It is Time to End the Political Crisis in Haiti
It is Time to End the Political Crisis in Haiti
Ambassador Peter DeShazo, U.S. Deputy Permanent
Representative to the Organization of American States
Remarks to the Permanent Council Special Session on Haiti
April 29, 2003
Ambassador DeShazo: Mr. Chairman, the United States expresses its thanks to the Chair for convening this important special session of the Permanent Council. Our delegation offers its gratitude to the members of the OAS-CARICOM (Caribbean Common Market) delegation that visited Haiti March 19-20, whose work has done much to advance the deliberations of this Council, and to the OAS Special Mission for the informative report it submitted April 2. We note with particular appreciation the presence with us today of the Honorable Julian Hunte, Minister of External Affairs of St. Lucia, the Honorable Fred Mitchell, Foreign Minister of the Bahamas, and Ambassador Sergio Romero Cuevas, from the Ministry of Foreign Affairs of Mexico. Their contributions are most welcome.
Mr. Chairman, it is time for Haiti to end the political crisis that has hindered the social and economic development of the Haitian people since the flawed elections of May 2000.
During its March visit to Haiti, the OAS-CARICOM delegation delivered a strong, unequivocal message that Resolution 822 is the only way out of Haiti's political impasse. The delegation detailed clearly to the Government of Haiti concrete steps it should take to fulfill the commitments it undertook in Resolution 822, including arrest of Amiot Metayer, professionalization of the police leadership in full consultation with the OAS Special Mission, and implementation of disarmament measures, among others.
The delegation also made clear to the opposition and civil society their obligation to participate in the formation of an independent, neutral, and credible Provisional Electoral Council (CEP) once the government had taken those steps. It emphasized that the international community would not support efforts to remove President Aristide through violent confrontation or any non-democratic means.
At its April 12 meeting in Miami, the delegation evaluated the reactions to its March visit by both the Government and the opposition and civil society. The delegation was united in its conclusions. It found that the government of Haiti had not taken certain essential steps, and had undertaken others in a way that did not contribute to creation of a climate of security. The points made by the delegation to the government in March remain valid and we call on the government to act on them urgently.
The delegation also concluded that the opposition and civil society had made no commitment to form the CEP once the government took the concrete steps urged by the delegation. These points made by the delegation also remain valid.

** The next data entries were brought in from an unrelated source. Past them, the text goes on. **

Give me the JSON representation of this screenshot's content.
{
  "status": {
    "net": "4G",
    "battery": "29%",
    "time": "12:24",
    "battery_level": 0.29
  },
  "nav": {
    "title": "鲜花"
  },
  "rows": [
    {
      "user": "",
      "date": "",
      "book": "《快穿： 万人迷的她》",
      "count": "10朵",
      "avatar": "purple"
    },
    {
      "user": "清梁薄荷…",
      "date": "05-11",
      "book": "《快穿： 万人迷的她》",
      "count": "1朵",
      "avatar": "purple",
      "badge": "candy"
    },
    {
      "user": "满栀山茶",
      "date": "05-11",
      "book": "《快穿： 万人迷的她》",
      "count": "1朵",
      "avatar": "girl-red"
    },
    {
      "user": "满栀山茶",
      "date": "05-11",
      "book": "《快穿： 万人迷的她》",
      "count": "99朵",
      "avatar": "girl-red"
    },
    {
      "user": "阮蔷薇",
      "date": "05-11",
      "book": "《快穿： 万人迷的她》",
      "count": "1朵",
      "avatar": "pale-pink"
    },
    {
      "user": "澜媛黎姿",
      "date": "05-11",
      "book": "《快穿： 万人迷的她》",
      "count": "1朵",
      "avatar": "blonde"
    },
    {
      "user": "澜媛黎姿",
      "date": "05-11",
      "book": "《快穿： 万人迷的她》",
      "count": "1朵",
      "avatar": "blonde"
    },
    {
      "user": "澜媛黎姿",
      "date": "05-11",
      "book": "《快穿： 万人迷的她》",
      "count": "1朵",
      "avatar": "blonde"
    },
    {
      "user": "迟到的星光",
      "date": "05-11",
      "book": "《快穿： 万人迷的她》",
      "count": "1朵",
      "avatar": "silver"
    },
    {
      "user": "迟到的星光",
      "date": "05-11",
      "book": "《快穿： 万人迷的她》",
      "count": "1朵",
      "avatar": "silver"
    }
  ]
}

Mr. Chairman, the United States, along with all the members of the OAS-CARICOM delegation, remains firmly committed to the democratic process set out under Resolution 822. The continued engagement of the international community is vital - in the form of the OAS Special Mission and ongoing efforts of the International Financial Institutions to reach agreement with the government on normalizing economic relations. Full support for the OAS Special Mission will be critical in assisting the government to meet the terms of reference that have been negotiated for disarmament, electoral security, professional development of the Haitian National Police, and elections.
While the political crisis continues, the people of Haiti continue to suffer through social and economic distress. To help alleviate this suffering, the United States has long provided humanitarian assistance to the people of Haiti and remains committed to providing additional humanitarian resources in the near future.
Mr. Chairman, the United States fully supports the various instruments of the inter-American system designed to uphold democracy in the hemisphere, including the Inter-American Democratic Charter. Positive, concrete actions, or the lack thereof, on the part of the government of Haiti, as well as the opposition and civil society, will help member states determine which of those instruments to apply so as to assist Haitians in resolving their political crisis. We join with other representatives of the OAS/CARICOM delegation to Haiti in reiterating that the democratic process under Resolution 822 must continue. This is the clear path forward for all Haitians.
The United States hopes that when the member states of the OAS take up the topic of "The Situation in Haiti" at the June General Assembly to take appropriate decisions, we will be able to note that considerable progress has been made and that the democratic process is again underway in Haiti through the formation of an independent, neutral and credible CEP.
Thank you, Mr. Chairman. [End]
Released on April 30, 2003